- Instructions for the task
All of the data must be retyped exactly, with nothing left out.

- Material provided
=======
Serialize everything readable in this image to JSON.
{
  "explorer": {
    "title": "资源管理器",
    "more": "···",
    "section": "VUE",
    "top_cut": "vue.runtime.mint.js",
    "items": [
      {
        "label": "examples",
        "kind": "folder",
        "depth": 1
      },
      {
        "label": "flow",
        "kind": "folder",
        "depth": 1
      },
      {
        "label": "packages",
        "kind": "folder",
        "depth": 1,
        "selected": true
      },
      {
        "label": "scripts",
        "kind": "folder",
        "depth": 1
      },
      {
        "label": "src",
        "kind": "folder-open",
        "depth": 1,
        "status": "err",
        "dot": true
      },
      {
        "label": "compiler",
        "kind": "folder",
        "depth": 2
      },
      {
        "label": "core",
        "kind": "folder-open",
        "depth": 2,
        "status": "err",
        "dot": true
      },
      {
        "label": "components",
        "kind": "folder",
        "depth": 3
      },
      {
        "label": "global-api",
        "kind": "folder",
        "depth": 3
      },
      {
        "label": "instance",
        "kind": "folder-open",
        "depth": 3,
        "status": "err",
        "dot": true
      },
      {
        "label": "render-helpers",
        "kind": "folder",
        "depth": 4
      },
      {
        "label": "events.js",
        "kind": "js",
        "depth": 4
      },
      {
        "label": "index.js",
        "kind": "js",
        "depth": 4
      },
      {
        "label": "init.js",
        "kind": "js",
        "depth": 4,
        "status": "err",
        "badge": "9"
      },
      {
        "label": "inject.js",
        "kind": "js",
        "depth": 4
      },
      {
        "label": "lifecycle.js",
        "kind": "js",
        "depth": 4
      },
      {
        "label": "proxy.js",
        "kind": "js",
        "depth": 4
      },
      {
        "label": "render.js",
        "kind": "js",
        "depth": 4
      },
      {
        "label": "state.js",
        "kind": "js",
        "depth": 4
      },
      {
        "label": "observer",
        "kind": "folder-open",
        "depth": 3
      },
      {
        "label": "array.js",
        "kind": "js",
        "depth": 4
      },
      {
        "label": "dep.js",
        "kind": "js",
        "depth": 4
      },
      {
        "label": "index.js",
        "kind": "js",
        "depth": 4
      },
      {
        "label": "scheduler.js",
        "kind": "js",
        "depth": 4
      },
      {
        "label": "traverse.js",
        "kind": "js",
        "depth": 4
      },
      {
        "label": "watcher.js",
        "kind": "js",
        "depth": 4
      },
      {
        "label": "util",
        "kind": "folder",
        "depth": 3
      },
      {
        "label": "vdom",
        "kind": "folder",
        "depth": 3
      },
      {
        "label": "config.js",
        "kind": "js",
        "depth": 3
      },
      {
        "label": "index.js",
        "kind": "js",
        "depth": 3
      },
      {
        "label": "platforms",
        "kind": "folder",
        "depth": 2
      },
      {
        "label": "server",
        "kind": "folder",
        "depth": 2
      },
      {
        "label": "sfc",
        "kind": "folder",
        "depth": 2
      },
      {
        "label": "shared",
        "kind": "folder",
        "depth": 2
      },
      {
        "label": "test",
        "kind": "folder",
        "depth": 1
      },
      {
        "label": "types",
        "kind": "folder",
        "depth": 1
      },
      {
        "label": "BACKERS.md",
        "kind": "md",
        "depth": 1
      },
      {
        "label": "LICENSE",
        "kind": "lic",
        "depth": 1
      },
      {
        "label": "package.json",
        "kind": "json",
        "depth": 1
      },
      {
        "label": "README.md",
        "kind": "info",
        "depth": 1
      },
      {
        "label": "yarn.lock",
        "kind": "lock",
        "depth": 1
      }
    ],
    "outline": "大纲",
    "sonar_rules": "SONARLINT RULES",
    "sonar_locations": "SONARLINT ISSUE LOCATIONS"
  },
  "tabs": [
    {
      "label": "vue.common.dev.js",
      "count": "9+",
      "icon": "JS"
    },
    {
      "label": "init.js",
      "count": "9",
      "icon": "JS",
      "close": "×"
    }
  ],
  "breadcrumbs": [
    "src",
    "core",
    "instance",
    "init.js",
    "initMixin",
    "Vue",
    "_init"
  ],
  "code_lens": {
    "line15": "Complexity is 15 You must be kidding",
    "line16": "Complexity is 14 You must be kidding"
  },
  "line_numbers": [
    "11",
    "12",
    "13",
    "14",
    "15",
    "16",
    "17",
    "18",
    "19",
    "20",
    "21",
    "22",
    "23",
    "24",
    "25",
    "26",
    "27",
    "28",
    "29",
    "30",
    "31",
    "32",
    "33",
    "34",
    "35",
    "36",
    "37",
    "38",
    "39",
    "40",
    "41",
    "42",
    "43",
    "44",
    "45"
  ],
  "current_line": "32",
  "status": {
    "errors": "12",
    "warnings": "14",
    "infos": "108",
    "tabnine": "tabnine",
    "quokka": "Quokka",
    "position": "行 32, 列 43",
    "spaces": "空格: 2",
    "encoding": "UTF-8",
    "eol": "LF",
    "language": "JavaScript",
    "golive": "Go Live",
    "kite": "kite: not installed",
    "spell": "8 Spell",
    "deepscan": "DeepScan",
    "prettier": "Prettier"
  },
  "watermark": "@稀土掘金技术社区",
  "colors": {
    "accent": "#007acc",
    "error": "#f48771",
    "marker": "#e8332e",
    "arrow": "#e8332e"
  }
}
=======
- Response to this exercise
Serialize everything readable in this image to JSON.
{
  "explorer": {
    "title": "资源管理器",
    "more": "···",
    "section": "VUE",
    "top_cut": "vue.runtime.mint.js",
    "items": [
      {
        "label": "examples",
        "kind": "folder",
        "depth": 1
      },
      {
        "label": "flow",
        "kind": "folder",
        "depth": 1
      },
      {
        "label": "packages",
        "kind": "folder",
        "depth": 1,
        "selected": true
      },
      {
        "label": "scripts",
        "kind": "folder",
        "depth": 1
      },
      {
        "label": "src",
        "kind": "folder-open",
        "depth": 1,
        "status": "err",
        "dot": true
      },
      {
        "label": "compiler",
        "kind": "folder",
        "depth": 2
      },
      {
        "label": "core",
        "kind": "folder-open",
        "depth": 2,
        "status": "err",
        "dot": true
      },
      {
        "label": "components",
        "kind": "folder",
        "depth": 3
      },
      {
        "label": "global-api",
        "kind": "folder",
        "depth": 3
      },
      {
        "label": "instance",
        "kind": "folder-open",
        "depth": 3,
        "status": "err",
        "dot": true
      },
      {
        "label": "render-helpers",
        "kind": "folder",
        "depth": 4
      },
      {
        "label": "events.js",
        "kind": "js",
        "depth": 4
      },
      {
        "label": "index.js",
        "kind": "js",
        "depth": 4
      },
      {
        "label": "init.js",
        "kind": "js",
        "depth": 4,
        "status": "err",
        "badge": "9"
      },
      {
        "label": "inject.js",
        "kind": "js",
        "depth": 4
      },
      {
        "label": "lifecycle.js",
        "kind": "js",
        "depth": 4
      },
      {
        "label": "proxy.js",
        "kind": "js",
        "depth": 4
      },
      {
        "label": "render.js",
        "kind": "js",
        "depth": 4
      },
      {
        "label": "state.js",
        "kind": "js",
        "depth": 4
      },
      {
        "label": "observer",
        "kind": "folder-open",
        "depth": 3
      },
      {
        "label": "array.js",
        "kind": "js",
        "depth": 4
      },
      {
        "label": "dep.js",
        "kind": "js",
        "depth": 4
      },
      {
        "label": "index.js",
        "kind": "js",
        "depth": 4
      },
      {
        "label": "scheduler.js",
        "kind": "js",
        "depth": 4
      },
      {
        "label": "traverse.js",
        "kind": "js",
        "depth": 4
      },
      {
        "label": "watcher.js",
        "kind": "js",
        "depth": 4
      },
      {
        "label": "util",
        "kind": "folder",
        "depth": 3
      },
      {
        "label": "vdom",
        "kind": "folder",
        "depth": 3
      },
      {
        "label": "config.js",
        "kind": "js",
        "depth": 3
      },
      {
        "label": "index.js",
        "kind": "js",
        "depth": 3
      },
      {
        "label": "platforms",
        "kind": "folder",
        "depth": 2
      },
      {
        "label": "server",
        "kind": "folder",
        "depth": 2
      },
      {
        "label": "sfc",
        "kind": "folder",
        "depth": 2
      },
      {
        "label": "shared",
        "kind": "folder",
        "depth": 2
      },
      {
        "label": "test",
        "kind": "folder",
        "depth": 1
      },
      {
        "label": "types",
        "kind": "folder",
        "depth": 1
      },
      {
        "label": "BACKERS.md",
        "kind": "md",
        "depth": 1
      },
      {
        "label": "LICENSE",
        "kind": "lic",
        "depth": 1
      },
      {
        "label": "package.json",
        "kind": "json",
        "depth": 1
      },
      {
        "label": "README.md",
        "kind": "info",
        "depth": 1
      },
      {
        "label": "yarn.lock",
        "kind": "lock",
        "depth": 1
      }
    ],
    "outline": "大纲",
    "sonar_rules": "SONARLINT RULES",
    "sonar_locations": "SONARLINT ISSUE LOCATIONS"
  },
  "tabs": [
    {
      "label": "vue.common.dev.js",
      "count": "9+",
      "icon": "JS"
    },
    {
      "label": "init.js",
      "count": "9",
      "icon": "JS",
      "close": "×"
    }
  ],
  "breadcrumbs": [
    "src",
    "core",
    "instance",
    "init.js",
    "initMixin",
    "Vue",
    "_init"
  ],
  "code_lens": {
    "line15": "Complexity is 15 You must be kidding",
    "line16": "Complexity is 14 You must be kidding"
  },
  "line_numbers": [
    "11",
    "12",
    "13",
    "14",
    "15",
    "16",
    "17",
    "18",
    "19",
    "20",
    "21",
    "22",
    "23",
    "24",
    "25",
    "26",
    "27",
    "28",
    "29",
    "30",
    "31",
    "32",
    "33",
    "34",
    "35",
    "36",
    "37",
    "38",
    "39",
    "40",
    "41",
    "42",
    "43",
    "44",
    "45"
  ],
  "current_line": "32",
  "status": {
    "errors": "12",
    "warnings": "14",
    "infos": "108",
    "tabnine": "tabnine",
    "quokka": "Quokka",
    "position": "行 32, 列 43",
    "spaces": "空格: 2",
    "encoding": "UTF-8",
    "eol": "LF",
    "language": "JavaScript",
    "golive": "Go Live",
    "kite": "kite: not installed",
    "spell": "8 Spell",
    "deepscan": "DeepScan",
    "prettier": "Prettier"
  },
  "watermark": "@稀土掘金技术社区",
  "colors": {
    "accent": "#007acc",
    "error": "#f48771",
    "marker": "#e8332e",
    "arrow": "#e8332e"
  }
}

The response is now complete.